INPUT START
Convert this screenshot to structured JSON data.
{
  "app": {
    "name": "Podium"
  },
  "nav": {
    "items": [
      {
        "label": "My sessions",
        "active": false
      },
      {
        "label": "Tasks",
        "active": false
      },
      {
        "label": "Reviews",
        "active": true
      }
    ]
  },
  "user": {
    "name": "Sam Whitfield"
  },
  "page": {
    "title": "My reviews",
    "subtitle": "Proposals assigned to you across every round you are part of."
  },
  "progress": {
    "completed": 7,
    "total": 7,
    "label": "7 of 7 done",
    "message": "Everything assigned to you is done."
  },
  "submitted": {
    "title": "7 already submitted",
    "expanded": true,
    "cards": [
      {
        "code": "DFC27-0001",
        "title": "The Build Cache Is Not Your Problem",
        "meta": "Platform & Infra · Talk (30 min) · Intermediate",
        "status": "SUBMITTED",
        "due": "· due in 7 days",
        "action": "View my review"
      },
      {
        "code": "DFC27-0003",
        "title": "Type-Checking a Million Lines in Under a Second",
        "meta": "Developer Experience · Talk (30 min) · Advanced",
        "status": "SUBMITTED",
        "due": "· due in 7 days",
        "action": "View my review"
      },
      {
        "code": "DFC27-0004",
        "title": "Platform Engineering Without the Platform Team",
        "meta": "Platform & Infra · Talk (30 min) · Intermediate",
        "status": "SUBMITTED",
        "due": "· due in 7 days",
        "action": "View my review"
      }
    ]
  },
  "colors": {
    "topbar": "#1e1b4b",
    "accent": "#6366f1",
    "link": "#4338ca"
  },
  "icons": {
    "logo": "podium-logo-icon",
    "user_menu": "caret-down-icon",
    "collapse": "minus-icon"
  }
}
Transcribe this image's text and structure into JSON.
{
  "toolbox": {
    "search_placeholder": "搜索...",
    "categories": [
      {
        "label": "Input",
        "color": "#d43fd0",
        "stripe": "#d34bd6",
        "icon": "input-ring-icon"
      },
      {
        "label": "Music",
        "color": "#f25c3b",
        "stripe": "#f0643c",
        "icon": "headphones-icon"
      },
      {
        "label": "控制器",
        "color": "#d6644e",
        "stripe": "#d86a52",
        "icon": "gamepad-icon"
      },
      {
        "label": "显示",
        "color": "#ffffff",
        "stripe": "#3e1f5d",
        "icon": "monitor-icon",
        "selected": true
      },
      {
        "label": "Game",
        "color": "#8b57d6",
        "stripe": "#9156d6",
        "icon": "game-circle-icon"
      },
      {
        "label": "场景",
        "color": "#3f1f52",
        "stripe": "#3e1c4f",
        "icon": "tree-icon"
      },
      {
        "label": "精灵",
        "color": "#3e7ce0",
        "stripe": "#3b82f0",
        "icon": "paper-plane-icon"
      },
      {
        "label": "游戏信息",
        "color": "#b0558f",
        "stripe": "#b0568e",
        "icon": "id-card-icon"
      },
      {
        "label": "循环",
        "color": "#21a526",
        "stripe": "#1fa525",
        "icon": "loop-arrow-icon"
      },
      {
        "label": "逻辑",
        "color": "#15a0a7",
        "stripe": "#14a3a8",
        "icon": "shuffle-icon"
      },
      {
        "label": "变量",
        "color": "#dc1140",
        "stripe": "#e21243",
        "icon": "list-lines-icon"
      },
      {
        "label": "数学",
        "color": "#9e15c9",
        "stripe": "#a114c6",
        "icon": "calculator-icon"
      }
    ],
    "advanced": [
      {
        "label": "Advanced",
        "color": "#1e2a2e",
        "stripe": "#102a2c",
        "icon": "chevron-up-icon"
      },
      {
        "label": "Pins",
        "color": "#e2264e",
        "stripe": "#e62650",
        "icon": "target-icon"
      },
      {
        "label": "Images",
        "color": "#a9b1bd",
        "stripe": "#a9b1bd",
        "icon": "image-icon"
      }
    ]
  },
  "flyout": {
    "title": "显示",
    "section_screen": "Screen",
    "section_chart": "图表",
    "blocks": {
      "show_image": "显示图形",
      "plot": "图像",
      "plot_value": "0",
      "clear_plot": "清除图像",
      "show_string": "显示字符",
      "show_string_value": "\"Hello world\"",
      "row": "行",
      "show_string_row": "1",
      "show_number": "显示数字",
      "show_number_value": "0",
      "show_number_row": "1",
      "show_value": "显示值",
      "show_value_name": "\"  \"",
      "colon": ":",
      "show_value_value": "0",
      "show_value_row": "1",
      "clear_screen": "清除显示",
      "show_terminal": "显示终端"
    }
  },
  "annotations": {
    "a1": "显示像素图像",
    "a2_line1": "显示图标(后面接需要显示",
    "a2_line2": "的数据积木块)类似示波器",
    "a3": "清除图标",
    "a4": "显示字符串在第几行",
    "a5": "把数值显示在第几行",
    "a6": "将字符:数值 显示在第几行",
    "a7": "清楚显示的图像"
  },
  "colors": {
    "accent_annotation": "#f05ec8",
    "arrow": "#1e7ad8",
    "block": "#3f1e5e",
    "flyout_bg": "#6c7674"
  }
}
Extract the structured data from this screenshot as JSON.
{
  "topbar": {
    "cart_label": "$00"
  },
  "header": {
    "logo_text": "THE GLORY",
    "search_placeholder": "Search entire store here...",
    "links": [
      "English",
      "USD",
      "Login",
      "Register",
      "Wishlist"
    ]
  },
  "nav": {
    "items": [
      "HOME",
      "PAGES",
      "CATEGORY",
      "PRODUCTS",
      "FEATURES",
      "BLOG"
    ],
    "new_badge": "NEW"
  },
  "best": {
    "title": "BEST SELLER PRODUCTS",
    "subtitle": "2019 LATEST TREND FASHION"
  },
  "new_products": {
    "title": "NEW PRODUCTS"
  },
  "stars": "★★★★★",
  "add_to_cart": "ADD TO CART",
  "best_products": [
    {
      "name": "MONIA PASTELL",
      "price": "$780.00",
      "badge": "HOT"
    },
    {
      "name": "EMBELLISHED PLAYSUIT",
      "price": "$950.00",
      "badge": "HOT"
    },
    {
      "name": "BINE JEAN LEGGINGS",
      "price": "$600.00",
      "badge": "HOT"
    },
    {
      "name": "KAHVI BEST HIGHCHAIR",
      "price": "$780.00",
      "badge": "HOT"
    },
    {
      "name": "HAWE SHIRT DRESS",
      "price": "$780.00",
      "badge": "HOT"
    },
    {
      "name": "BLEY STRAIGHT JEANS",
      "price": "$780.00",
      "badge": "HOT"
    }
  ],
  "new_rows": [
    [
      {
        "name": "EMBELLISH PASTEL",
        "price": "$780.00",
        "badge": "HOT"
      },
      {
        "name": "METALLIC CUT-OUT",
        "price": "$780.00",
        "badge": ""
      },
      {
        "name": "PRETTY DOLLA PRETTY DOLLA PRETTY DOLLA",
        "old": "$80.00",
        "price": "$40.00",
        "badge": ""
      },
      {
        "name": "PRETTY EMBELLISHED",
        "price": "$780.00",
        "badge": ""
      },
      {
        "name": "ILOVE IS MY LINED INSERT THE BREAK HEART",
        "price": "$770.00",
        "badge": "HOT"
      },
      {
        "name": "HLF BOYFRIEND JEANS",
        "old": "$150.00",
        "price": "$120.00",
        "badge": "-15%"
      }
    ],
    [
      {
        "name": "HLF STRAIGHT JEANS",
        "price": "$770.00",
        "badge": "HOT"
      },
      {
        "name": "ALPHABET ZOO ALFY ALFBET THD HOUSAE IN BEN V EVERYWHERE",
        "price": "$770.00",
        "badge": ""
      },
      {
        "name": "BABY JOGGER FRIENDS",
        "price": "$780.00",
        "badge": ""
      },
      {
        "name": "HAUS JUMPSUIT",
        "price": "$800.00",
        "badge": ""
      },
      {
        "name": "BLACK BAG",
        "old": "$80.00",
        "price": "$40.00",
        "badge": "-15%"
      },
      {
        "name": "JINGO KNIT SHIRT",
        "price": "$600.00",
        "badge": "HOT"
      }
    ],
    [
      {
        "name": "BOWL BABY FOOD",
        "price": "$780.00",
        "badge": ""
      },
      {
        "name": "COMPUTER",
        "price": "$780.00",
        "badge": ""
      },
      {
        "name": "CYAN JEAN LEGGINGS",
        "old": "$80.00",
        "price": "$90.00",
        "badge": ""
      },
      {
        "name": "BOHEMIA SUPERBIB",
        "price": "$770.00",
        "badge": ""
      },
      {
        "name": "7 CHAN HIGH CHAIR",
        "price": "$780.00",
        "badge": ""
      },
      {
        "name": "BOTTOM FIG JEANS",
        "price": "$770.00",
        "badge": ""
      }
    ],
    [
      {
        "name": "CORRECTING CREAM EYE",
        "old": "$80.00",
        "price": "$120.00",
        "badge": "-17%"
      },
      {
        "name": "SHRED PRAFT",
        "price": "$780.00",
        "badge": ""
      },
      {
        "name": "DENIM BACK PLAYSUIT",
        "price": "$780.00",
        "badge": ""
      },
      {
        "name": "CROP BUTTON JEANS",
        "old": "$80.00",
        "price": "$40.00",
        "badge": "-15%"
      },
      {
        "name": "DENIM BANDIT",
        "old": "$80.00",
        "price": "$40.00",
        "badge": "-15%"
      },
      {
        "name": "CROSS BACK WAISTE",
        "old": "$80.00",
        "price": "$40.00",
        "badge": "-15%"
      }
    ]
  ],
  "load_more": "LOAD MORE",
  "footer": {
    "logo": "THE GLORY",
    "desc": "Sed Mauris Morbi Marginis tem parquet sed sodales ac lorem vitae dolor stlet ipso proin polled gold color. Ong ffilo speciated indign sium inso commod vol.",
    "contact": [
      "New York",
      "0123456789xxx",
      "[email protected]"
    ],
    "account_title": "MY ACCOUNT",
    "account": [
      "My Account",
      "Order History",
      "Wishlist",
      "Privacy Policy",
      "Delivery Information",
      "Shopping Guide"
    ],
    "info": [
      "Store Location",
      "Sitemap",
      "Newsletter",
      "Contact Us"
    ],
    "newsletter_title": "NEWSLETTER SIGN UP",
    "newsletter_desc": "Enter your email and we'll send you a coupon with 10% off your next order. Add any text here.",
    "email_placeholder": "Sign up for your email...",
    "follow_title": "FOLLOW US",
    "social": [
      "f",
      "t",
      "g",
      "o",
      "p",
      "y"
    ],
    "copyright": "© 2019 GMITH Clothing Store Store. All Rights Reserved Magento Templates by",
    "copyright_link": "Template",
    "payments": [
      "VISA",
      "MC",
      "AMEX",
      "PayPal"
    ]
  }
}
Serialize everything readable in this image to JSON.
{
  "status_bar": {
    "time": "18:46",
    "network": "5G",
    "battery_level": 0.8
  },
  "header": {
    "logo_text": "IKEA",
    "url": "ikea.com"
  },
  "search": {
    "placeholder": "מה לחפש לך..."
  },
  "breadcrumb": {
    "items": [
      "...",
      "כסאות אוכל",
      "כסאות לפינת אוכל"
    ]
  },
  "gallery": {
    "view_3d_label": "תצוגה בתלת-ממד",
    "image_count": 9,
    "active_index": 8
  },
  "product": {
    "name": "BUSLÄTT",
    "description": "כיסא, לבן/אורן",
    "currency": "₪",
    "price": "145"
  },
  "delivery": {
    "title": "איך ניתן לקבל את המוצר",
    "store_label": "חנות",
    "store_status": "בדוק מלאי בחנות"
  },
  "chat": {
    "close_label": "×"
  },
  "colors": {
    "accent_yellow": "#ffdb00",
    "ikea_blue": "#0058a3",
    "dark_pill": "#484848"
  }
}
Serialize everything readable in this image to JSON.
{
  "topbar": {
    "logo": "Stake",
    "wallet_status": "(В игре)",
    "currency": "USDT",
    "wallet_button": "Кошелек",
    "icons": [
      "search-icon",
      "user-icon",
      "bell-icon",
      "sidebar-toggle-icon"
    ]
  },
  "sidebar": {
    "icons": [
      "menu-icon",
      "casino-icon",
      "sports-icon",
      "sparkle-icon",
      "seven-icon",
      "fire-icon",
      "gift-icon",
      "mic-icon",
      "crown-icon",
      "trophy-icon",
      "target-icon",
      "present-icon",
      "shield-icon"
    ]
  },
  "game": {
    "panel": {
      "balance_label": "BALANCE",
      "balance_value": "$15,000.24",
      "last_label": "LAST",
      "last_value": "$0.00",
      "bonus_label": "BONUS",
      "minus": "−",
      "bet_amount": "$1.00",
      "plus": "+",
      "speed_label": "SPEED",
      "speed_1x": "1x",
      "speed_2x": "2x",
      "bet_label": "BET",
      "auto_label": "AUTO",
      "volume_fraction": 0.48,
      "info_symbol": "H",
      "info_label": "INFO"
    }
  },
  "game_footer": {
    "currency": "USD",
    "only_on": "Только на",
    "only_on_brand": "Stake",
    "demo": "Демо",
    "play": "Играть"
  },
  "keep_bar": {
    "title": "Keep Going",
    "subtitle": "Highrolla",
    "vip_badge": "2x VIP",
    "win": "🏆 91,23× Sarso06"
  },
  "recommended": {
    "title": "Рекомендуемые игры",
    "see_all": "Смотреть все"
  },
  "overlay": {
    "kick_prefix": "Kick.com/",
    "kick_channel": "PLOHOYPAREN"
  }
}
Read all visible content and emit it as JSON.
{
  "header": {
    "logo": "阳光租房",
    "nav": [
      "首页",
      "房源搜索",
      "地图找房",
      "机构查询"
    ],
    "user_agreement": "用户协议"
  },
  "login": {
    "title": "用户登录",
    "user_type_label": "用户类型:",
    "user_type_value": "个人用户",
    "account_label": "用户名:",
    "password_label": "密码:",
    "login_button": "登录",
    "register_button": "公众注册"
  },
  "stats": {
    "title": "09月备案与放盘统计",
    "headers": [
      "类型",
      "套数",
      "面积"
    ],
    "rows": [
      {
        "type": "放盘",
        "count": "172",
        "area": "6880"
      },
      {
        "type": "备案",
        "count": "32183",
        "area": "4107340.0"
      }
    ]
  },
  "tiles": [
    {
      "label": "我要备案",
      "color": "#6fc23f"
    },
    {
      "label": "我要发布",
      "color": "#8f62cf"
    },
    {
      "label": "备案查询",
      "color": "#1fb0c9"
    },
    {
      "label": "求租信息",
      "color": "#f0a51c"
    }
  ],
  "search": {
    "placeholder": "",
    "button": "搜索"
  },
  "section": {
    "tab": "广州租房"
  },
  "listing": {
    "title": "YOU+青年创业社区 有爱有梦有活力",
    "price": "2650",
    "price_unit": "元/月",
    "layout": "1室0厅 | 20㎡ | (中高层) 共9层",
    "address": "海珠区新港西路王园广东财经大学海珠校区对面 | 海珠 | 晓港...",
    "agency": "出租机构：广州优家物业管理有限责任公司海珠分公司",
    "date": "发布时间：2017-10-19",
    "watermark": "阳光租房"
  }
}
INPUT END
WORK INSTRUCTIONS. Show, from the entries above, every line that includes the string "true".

RESPONSE BOX.
        "active": true
    "expanded": true,
        "selected": true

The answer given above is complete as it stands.